Scales of wildfires 'unprecedented'
The outbreak of wildfires raging across Ireland because of the lengthy dry spell is unprecedented, according to fire chiefs.
Although many have been brought under control, conditions remain dangerous for further fires before an expected break in the sunny weather later in the week.
The Army has drafted 45 troops and three helicopters into west Donegal to help fire crews battle flames spreading across Muckish Mountain, near Falcarragh.
Two of the helicopters are fitted with "Bambi" buckets which are dropping up to 1,200 litres of water at a time onto the gorse blaze.
Major fires in Dungloe, Ardara and Glenties have been contained but teams are still tackling several other smaller fires, including in Buncrana and Milford.

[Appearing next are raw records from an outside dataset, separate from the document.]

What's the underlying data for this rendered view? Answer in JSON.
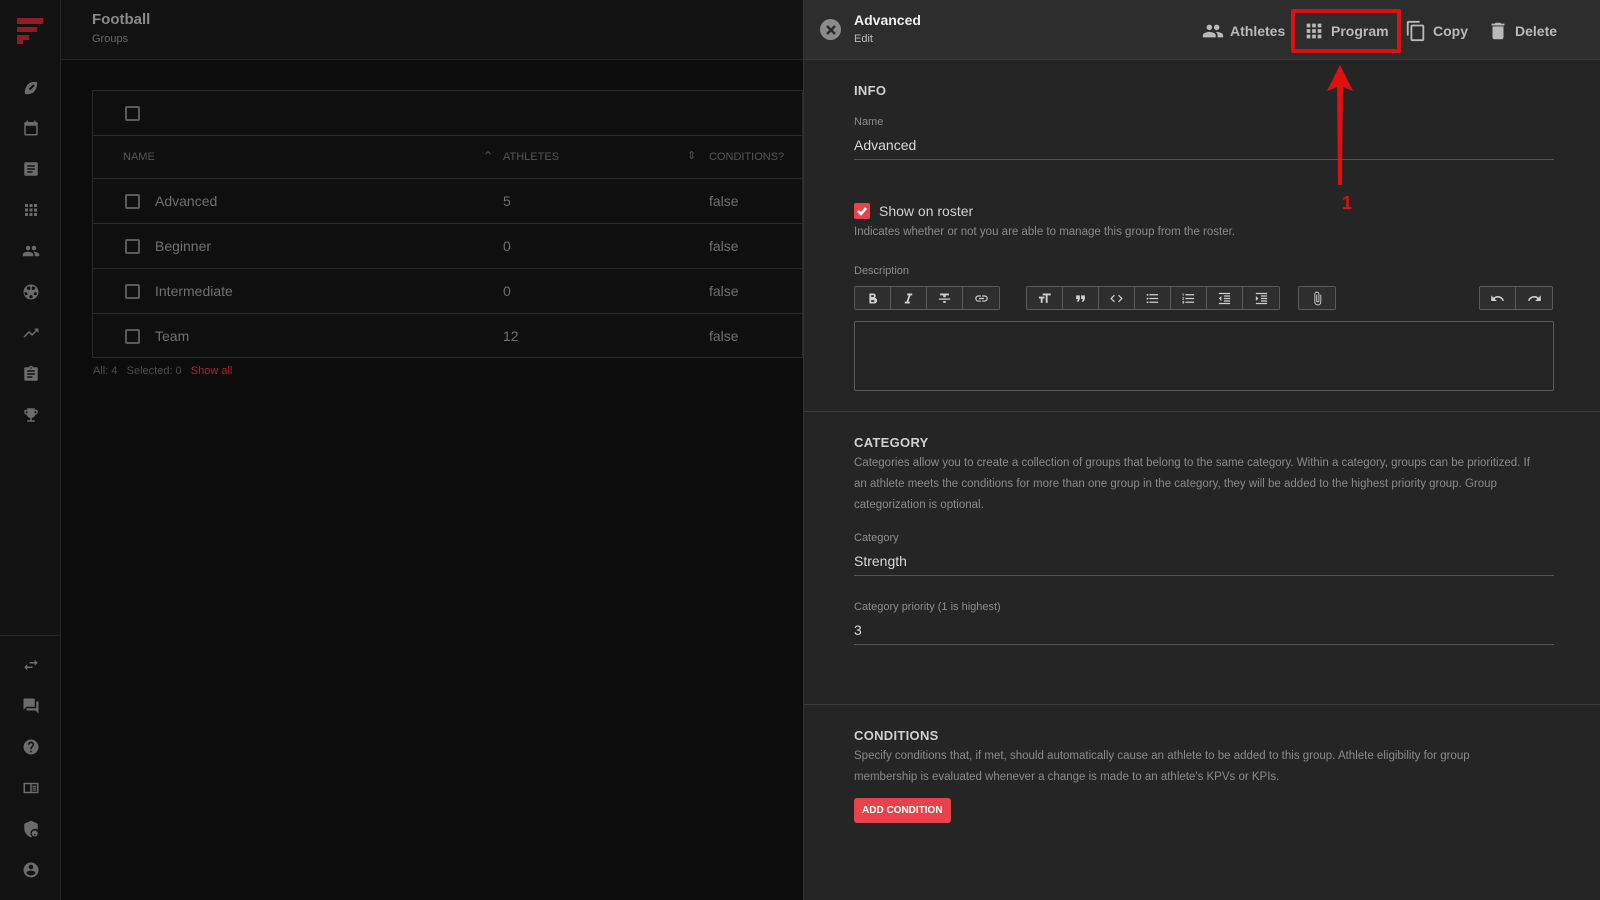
{
  "page": {
    "title": "Football",
    "subtitle": "Groups"
  },
  "rail": {
    "top_icons": [
      "football-icon",
      "calendar-icon",
      "notes-icon",
      "grid-icon",
      "people-icon",
      "soccer-ball-icon",
      "trending-icon",
      "clipboard-icon",
      "trophy-icon"
    ],
    "bottom_icons": [
      "swap-icon",
      "chat-icon",
      "help-icon",
      "book-icon",
      "security-icon",
      "account-icon"
    ]
  },
  "table": {
    "columns": [
      "Name",
      "Athletes",
      "Conditions?"
    ],
    "rows": [
      {
        "name": "Advanced",
        "athletes": "5",
        "conditions": "false"
      },
      {
        "name": "Beginner",
        "athletes": "0",
        "conditions": "false"
      },
      {
        "name": "Intermediate",
        "athletes": "0",
        "conditions": "false"
      },
      {
        "name": "Team",
        "athletes": "12",
        "conditions": "false"
      }
    ],
    "footer": {
      "all": "All: 4",
      "selected": "Selected: 0",
      "show_all": "Show all"
    }
  },
  "panel": {
    "title": "Advanced",
    "subtitle": "Edit",
    "actions": {
      "athletes": "Athletes",
      "program": "Program",
      "copy": "Copy",
      "delete": "Delete"
    },
    "annotation": {
      "number": "1",
      "color": "#e01010"
    },
    "info": {
      "heading": "INFO",
      "name_label": "Name",
      "name_value": "Advanced",
      "show_on_roster_label": "Show on roster",
      "show_on_roster_checked": true,
      "show_on_roster_help": "Indicates whether or not you are able to manage this group from the roster.",
      "description_label": "Description"
    },
    "category": {
      "heading": "CATEGORY",
      "help": "Categories allow you to create a collection of groups that belong to the same category. Within a category, groups can be prioritized. If an athlete meets the conditions for more than one group in the category, they will be added to the highest priority group. Group categorization is optional.",
      "category_label": "Category",
      "category_value": "Strength",
      "priority_label": "Category priority (1 is highest)",
      "priority_value": "3"
    },
    "conditions": {
      "heading": "CONDITIONS",
      "help": "Specify conditions that, if met, should automatically cause an athlete to be added to this group. Athlete eligibility for group membership is evaluated whenever a change is made to an athlete's KPVs or KPIs.",
      "add_button": "ADD CONDITION"
    }
  },
  "colors": {
    "accent": "#e8434b",
    "annotation": "#e01010",
    "panel_bg": "#252525"
  }
}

Donegal's chief fire officer Bobby McMenamin warned landowners and the public to remain alert in the coming days.
He said: "Conditions are still ideal for gorse fires. We have windy conditions, very dry conditions out on the land and I would ask people to be very careful until the rain comes."
Thousands of acres have been destroyed as fires scorched gorse, bog and forests in Donegal, Leitrim, Laois, Offaly, Clare, Galway, Mayo, Roscommon, Monaghan, Cavan, Longford, Westmeath, Meath, Sligo and Louth. Several fires are still being tackled at Born na Mona lands between Ferbane and Edenderry, Co Offaly.

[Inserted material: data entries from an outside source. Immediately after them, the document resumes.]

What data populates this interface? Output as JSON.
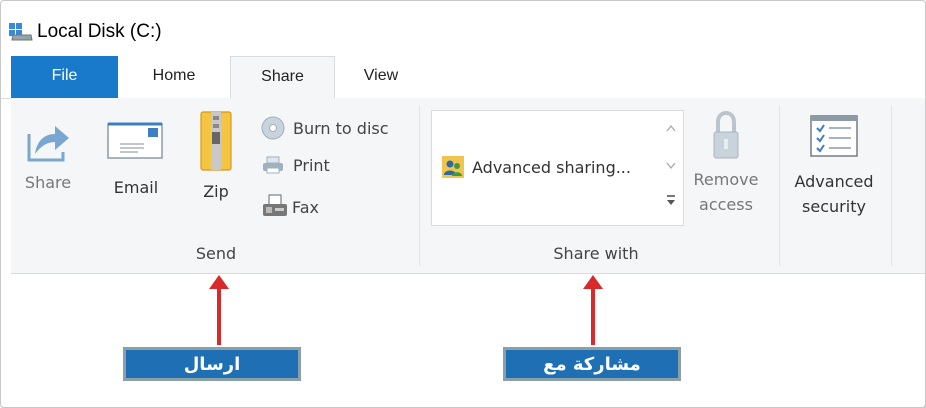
{
  "window": {
    "title": "Local Disk (C:)"
  },
  "tabs": [
    {
      "label": "File"
    },
    {
      "label": "Home"
    },
    {
      "label": "Share"
    },
    {
      "label": "View"
    }
  ],
  "ribbon": {
    "send": {
      "group_label": "Send",
      "share_label": "Share",
      "email_label": "Email",
      "zip_label": "Zip",
      "burn_label": "Burn to disc",
      "print_label": "Print",
      "fax_label": "Fax"
    },
    "share_with": {
      "group_label": "Share with",
      "advanced_sharing_label": "Advanced sharing...",
      "remove_access_line1": "Remove",
      "remove_access_line2": "access"
    },
    "advanced_security": {
      "line1": "Advanced",
      "line2": "security"
    }
  },
  "annotations": {
    "send_caption": "ارسال",
    "share_with_caption": "مشاركة مع"
  }
}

Meanwhile, Met Eireann said April was the warmest on record at most stations with temperatures around three degrees higher than normal.
Despite a wet start to the month, rainfall was also below average in most places with just 40% to 90% of normal showers recorded. However, totals were above average at Belmullet, Malin Head and Claremorris.